(Brief): For every line in the records below that holds "description", make a copy.

(Exercise inputs):
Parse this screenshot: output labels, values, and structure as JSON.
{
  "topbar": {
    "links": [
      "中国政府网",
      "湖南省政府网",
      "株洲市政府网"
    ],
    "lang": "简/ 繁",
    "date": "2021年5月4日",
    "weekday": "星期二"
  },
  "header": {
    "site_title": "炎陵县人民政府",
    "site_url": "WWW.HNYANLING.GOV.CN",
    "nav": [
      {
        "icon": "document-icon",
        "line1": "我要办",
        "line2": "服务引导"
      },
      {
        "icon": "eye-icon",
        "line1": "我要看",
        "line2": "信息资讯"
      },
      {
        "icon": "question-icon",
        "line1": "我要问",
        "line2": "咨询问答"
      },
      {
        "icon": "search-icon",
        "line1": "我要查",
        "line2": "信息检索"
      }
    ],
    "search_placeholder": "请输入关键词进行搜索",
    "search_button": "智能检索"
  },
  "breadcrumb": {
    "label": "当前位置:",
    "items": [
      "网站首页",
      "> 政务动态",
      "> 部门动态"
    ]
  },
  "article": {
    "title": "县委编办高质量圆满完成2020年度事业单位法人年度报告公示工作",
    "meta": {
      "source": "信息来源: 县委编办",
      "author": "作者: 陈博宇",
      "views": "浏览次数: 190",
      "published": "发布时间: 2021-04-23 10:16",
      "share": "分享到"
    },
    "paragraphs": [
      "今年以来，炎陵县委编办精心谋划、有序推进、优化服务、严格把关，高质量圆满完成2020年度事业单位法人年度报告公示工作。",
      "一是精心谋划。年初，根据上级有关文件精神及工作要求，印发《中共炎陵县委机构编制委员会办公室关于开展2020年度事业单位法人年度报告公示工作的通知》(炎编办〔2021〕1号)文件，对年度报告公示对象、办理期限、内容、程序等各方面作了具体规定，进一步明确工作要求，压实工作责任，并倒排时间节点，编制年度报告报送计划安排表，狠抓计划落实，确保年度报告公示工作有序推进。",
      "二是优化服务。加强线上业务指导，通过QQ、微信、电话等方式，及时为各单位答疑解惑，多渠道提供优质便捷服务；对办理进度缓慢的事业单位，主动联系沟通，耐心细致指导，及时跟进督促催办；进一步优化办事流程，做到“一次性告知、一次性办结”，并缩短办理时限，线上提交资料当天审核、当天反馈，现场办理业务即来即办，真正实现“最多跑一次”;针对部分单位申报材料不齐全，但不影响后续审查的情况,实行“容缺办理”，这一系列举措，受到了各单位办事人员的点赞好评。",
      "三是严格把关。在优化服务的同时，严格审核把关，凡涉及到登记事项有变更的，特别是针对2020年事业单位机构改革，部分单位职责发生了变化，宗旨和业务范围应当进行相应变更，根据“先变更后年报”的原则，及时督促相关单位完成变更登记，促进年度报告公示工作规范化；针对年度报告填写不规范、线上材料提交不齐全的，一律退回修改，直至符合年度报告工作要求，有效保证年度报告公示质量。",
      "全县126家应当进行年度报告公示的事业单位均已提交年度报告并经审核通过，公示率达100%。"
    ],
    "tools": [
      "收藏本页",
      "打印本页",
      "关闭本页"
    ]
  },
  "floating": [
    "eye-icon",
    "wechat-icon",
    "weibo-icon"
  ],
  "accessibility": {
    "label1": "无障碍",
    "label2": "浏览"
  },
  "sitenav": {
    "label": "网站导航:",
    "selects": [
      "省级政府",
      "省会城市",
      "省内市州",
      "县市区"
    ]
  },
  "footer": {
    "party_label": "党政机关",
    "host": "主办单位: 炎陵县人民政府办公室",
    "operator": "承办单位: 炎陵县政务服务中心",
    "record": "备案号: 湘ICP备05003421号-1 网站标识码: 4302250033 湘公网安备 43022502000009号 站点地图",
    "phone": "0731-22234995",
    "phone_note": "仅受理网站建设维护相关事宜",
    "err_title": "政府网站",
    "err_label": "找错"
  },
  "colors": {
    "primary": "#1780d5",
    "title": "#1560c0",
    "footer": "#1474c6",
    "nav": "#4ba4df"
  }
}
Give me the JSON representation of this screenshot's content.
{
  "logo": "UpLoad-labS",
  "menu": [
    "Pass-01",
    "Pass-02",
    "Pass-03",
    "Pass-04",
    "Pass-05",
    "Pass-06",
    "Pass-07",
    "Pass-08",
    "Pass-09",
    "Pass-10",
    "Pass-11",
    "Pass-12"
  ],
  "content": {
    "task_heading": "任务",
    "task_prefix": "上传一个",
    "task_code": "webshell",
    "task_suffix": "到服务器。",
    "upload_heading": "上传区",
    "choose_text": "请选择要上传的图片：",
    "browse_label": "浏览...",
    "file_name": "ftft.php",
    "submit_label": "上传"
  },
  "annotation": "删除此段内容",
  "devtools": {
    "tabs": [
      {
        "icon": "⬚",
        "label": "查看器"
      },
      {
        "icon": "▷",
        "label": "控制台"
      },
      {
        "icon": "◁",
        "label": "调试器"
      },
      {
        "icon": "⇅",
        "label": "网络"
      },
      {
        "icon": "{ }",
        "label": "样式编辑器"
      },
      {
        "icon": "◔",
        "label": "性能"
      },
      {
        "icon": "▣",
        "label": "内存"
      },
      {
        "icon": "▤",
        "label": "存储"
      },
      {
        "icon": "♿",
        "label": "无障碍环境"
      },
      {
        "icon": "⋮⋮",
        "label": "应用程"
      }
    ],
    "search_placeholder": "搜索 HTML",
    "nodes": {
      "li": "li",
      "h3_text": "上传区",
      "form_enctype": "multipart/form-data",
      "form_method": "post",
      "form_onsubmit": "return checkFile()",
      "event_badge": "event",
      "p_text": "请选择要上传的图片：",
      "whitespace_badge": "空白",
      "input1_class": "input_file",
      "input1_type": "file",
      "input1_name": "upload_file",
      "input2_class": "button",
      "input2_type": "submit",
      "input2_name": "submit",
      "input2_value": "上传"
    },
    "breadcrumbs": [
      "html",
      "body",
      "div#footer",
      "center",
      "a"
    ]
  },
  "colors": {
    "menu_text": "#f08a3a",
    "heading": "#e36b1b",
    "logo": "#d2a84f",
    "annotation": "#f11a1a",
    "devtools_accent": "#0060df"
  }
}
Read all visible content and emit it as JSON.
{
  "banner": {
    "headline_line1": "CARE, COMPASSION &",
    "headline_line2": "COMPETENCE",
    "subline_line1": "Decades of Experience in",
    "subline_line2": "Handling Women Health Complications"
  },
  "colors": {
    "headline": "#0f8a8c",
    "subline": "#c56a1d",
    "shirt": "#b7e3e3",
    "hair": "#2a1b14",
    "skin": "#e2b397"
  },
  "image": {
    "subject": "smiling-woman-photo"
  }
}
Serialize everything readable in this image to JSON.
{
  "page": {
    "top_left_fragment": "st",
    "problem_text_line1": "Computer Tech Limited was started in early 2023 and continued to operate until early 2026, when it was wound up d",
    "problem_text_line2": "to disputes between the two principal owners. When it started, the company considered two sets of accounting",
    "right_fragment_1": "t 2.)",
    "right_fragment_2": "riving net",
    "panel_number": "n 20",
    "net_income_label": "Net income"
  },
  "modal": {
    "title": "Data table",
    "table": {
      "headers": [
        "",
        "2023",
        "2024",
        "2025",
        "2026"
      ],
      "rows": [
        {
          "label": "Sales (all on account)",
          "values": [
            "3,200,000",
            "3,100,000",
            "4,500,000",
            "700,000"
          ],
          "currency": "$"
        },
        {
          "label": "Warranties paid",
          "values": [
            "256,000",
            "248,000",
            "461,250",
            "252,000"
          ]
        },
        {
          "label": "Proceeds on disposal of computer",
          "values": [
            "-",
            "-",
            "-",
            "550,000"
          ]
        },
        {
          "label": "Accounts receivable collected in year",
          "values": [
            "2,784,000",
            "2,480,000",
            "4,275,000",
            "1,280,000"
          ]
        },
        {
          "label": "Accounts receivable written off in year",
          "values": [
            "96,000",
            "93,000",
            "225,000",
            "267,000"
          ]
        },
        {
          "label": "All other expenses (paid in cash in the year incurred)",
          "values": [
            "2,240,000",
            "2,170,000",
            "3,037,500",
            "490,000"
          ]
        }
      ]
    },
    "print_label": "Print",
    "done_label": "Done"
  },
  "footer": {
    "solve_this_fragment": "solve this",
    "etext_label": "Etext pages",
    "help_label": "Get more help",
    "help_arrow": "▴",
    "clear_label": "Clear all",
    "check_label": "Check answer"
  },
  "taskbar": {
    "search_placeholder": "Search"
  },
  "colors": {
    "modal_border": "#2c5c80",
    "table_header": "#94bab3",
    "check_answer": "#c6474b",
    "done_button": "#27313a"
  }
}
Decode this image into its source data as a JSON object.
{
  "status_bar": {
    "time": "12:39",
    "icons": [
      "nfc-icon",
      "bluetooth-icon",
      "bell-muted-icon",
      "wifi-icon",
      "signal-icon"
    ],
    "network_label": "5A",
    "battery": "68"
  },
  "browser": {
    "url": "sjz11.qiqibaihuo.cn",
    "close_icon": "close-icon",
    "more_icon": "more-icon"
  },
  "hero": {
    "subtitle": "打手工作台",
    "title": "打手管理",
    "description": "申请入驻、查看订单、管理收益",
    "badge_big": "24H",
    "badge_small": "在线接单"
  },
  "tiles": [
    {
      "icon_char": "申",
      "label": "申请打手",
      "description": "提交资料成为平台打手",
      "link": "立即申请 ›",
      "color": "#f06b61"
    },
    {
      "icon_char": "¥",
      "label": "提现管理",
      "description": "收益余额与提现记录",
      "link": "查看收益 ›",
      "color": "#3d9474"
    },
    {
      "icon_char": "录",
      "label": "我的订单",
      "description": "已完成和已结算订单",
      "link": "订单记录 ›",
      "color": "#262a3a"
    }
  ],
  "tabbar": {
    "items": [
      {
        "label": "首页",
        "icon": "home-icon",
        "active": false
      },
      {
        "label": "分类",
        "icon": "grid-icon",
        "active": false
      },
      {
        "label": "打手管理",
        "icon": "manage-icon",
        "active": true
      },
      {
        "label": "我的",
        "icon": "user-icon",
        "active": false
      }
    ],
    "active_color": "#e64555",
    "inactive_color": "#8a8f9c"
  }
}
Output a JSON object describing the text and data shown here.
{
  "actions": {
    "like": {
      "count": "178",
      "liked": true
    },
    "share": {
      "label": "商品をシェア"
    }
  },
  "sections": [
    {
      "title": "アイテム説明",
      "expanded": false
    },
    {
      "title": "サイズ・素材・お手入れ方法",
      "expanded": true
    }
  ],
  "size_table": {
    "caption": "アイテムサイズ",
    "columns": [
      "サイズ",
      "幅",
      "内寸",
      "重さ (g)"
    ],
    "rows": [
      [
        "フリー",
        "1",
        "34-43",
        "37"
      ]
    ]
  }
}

(Task solution):
    "description": "申请入驻、查看订单、管理收益",
      "description": "提交资料成为平台打手",
      "description": "收益余额与提现记录",
      "description": "已完成和已结算订单",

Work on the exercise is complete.